▶ [WHAT NEEDS TO BE DONE]: Every entry below is to be retyped exactly as it stands.

MATERIAL TO PROCESS below:

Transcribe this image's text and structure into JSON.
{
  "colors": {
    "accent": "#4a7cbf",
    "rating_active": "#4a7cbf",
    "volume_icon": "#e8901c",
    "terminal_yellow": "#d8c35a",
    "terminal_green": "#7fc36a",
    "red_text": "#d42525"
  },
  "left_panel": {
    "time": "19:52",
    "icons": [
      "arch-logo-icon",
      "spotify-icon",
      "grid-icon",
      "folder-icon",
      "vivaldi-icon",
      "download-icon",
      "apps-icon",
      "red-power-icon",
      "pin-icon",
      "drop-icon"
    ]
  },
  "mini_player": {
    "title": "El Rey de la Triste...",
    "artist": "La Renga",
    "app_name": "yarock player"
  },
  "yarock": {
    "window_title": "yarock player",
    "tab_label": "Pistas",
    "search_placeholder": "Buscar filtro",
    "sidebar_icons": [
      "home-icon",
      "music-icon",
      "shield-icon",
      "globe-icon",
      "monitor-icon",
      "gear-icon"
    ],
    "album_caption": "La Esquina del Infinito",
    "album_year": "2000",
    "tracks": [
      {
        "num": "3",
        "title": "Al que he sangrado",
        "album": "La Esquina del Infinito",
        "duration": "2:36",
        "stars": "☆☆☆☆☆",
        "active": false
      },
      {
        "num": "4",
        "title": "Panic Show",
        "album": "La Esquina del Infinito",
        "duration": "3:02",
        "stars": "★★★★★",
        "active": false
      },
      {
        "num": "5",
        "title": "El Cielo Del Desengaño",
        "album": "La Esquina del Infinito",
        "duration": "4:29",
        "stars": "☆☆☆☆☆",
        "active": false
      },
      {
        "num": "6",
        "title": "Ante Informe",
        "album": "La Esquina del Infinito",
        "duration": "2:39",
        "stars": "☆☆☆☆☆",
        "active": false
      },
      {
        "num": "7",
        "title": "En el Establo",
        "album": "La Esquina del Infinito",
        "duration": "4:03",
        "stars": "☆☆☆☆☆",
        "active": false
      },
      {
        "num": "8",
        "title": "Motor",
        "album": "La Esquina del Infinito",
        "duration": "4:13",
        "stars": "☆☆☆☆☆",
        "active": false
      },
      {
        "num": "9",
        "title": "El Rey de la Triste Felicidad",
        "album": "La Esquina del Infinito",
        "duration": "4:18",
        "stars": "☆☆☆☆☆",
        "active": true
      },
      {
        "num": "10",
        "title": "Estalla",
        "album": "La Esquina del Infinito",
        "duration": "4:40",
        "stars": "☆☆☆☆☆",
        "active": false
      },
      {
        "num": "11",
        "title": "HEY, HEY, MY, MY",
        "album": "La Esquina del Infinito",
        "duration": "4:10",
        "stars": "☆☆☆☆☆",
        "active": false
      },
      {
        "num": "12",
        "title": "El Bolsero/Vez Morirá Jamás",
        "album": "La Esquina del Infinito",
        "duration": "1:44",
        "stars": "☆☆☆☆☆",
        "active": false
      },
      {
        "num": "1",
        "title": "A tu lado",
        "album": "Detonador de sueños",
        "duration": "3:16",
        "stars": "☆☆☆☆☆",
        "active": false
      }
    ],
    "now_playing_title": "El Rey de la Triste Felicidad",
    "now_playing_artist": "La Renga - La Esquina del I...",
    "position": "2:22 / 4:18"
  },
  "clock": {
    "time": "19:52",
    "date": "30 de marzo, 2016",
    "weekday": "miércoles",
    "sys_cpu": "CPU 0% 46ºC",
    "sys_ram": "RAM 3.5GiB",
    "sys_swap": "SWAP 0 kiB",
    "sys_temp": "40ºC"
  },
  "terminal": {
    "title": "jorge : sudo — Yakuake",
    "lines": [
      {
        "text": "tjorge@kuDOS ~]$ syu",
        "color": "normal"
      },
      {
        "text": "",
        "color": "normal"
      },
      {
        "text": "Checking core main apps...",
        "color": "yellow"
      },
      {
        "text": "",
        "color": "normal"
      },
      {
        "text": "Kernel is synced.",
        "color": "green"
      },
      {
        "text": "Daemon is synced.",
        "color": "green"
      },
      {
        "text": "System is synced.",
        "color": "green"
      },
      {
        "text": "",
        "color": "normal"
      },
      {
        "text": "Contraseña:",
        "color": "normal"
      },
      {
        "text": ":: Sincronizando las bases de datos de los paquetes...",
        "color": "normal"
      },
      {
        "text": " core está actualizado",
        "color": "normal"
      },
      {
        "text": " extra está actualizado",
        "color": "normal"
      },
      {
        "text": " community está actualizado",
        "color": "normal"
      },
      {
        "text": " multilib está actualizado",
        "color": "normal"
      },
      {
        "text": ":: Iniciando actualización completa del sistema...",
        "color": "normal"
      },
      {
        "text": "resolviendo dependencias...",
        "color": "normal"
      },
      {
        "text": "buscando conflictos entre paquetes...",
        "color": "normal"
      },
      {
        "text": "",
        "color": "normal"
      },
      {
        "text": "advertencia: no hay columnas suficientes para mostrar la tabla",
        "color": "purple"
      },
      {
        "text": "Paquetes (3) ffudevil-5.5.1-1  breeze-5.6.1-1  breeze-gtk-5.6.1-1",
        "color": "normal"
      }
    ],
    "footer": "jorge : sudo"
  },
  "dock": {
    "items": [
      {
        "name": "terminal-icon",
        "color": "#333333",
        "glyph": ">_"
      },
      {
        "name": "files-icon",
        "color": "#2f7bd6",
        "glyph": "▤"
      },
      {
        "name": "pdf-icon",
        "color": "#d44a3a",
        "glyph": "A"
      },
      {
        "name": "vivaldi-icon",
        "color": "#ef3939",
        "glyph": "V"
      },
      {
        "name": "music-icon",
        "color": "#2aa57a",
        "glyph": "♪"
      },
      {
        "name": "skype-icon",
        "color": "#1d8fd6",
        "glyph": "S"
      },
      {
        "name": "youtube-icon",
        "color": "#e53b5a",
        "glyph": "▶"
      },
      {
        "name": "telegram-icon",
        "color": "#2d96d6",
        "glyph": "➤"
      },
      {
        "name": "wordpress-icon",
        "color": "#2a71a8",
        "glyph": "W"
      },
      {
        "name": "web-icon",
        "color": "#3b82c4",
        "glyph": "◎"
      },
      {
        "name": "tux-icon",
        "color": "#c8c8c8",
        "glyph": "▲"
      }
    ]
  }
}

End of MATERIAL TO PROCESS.

▶ [ANSWER BELOW]:
Transcribe this image's text and structure into JSON.
{
  "colors": {
    "accent": "#4a7cbf",
    "rating_active": "#4a7cbf",
    "volume_icon": "#e8901c",
    "terminal_yellow": "#d8c35a",
    "terminal_green": "#7fc36a",
    "red_text": "#d42525"
  },
  "left_panel": {
    "time": "19:52",
    "icons": [
      "arch-logo-icon",
      "spotify-icon",
      "grid-icon",
      "folder-icon",
      "vivaldi-icon",
      "download-icon",
      "apps-icon",
      "red-power-icon",
      "pin-icon",
      "drop-icon"
    ]
  },
  "mini_player": {
    "title": "El Rey de la Triste...",
    "artist": "La Renga",
    "app_name": "yarock player"
  },
  "yarock": {
    "window_title": "yarock player",
    "tab_label": "Pistas",
    "search_placeholder": "Buscar filtro",
    "sidebar_icons": [
      "home-icon",
      "music-icon",
      "shield-icon",
      "globe-icon",
      "monitor-icon",
      "gear-icon"
    ],
    "album_caption": "La Esquina del Infinito",
    "album_year": "2000",
    "tracks": [
      {
        "num": "3",
        "title": "Al que he sangrado",
        "album": "La Esquina del Infinito",
        "duration": "2:36",
        "stars": "☆☆☆☆☆",
        "active": false
      },
      {
        "num": "4",
        "title": "Panic Show",
        "album": "La Esquina del Infinito",
        "duration": "3:02",
        "stars": "★★★★★",
        "active": false
      },
      {
        "num": "5",
        "title": "El Cielo Del Desengaño",
        "album": "La Esquina del Infinito",
        "duration": "4:29",
        "stars": "☆☆☆☆☆",
        "active": false
      },
      {
        "num": "6",
        "title": "Ante Informe",
        "album": "La Esquina del Infinito",
        "duration": "2:39",
        "stars": "☆☆☆☆☆",
        "active": false
      },
      {
        "num": "7",
        "title": "En el Establo",
        "album": "La Esquina del Infinito",
        "duration": "4:03",
        "stars": "☆☆☆☆☆",
        "active": false
      },
      {
        "num": "8",
        "title": "Motor",
        "album": "La Esquina del Infinito",
        "duration": "4:13",
        "stars": "☆☆☆☆☆",
        "active": false
      },
      {
        "num": "9",
        "title": "El Rey de la Triste Felicidad",
        "album": "La Esquina del Infinito",
        "duration": "4:18",
        "stars": "☆☆☆☆☆",
        "active": true
      },
      {
        "num": "10",
        "title": "Estalla",
        "album": "La Esquina del Infinito",
        "duration": "4:40",
        "stars": "☆☆☆☆☆",
        "active": false
      },
      {
        "num": "11",
        "title": "HEY, HEY, MY, MY",
        "album": "La Esquina del Infinito",
        "duration": "4:10",
        "stars": "☆☆☆☆☆",
        "active": false
      },
      {
        "num": "12",
        "title": "El Bolsero/Vez Morirá Jamás",
        "album": "La Esquina del Infinito",
        "duration": "1:44",
        "stars": "☆☆☆☆☆",
        "active": false
      },
      {
        "num": "1",
        "title": "A tu lado",
        "album": "Detonador de sueños",
        "duration": "3:16",
        "stars": "☆☆☆☆☆",
        "active": false
      }
    ],
    "now_playing_title": "El Rey de la Triste Felicidad",
    "now_playing_artist": "La Renga - La Esquina del I...",
    "position": "2:22 / 4:18"
  },
  "clock": {
    "time": "19:52",
    "date": "30 de marzo, 2016",
    "weekday": "miércoles",
    "sys_cpu": "CPU 0% 46ºC",
    "sys_ram": "RAM 3.5GiB",
    "sys_swap": "SWAP 0 kiB",
    "sys_temp": "40ºC"
  },
  "terminal": {
    "title": "jorge : sudo — Yakuake",
    "lines": [
      {
        "text": "tjorge@kuDOS ~]$ syu",
        "color": "normal"
      },
      {
        "text": "",
        "color": "normal"
      },
      {
        "text": "Checking core main apps...",
        "color": "yellow"
      },
      {
        "text": "",
        "color": "normal"
      },
      {
        "text": "Kernel is synced.",
        "color": "green"
      },
      {
        "text": "Daemon is synced.",
        "color": "green"
      },
      {
        "text": "System is synced.",
        "color": "green"
      },
      {
        "text": "",
        "color": "normal"
      },
      {
        "text": "Contraseña:",
        "color": "normal"
      },
      {
        "text": ":: Sincronizando las bases de datos de los paquetes...",
        "color": "normal"
      },
      {
        "text": " core está actualizado",
        "color": "normal"
      },
      {
        "text": " extra está actualizado",
        "color": "normal"
      },
      {
        "text": " community está actualizado",
        "color": "normal"
      },
      {
        "text": " multilib está actualizado",
        "color": "normal"
      },
      {
        "text": ":: Iniciando actualización completa del sistema...",
        "color": "normal"
      },
      {
        "text": "resolviendo dependencias...",
        "color": "normal"
      },
      {
        "text": "buscando conflictos entre paquetes...",
        "color": "normal"
      },
      {
        "text": "",
        "color": "normal"
      },
      {
        "text": "advertencia: no hay columnas suficientes para mostrar la tabla",
        "color": "purple"
      },
      {
        "text": "Paquetes (3) ffudevil-5.5.1-1  breeze-5.6.1-1  breeze-gtk-5.6.1-1",
        "color": "normal"
      }
    ],
    "footer": "jorge : sudo"
  },
  "dock": {
    "items": [
      {
        "name": "terminal-icon",
        "color": "#333333",
        "glyph": ">_"
      },
      {
        "name": "files-icon",
        "color": "#2f7bd6",
        "glyph": "▤"
      },
      {
        "name": "pdf-icon",
        "color": "#d44a3a",
        "glyph": "A"
      },
      {
        "name": "vivaldi-icon",
        "color": "#ef3939",
        "glyph": "V"
      },
      {
        "name": "music-icon",
        "color": "#2aa57a",
        "glyph": "♪"
      },
      {
        "name": "skype-icon",
        "color": "#1d8fd6",
        "glyph": "S"
      },
      {
        "name": "youtube-icon",
        "color": "#e53b5a",
        "glyph": "▶"
      },
      {
        "name": "telegram-icon",
        "color": "#2d96d6",
        "glyph": "➤"
      },
      {
        "name": "wordpress-icon",
        "color": "#2a71a8",
        "glyph": "W"
      },
      {
        "name": "web-icon",
        "color": "#3b82c4",
        "glyph": "◎"
      },
      {
        "name": "tux-icon",
        "color": "#c8c8c8",
        "glyph": "▲"
      }
    ]
  }
}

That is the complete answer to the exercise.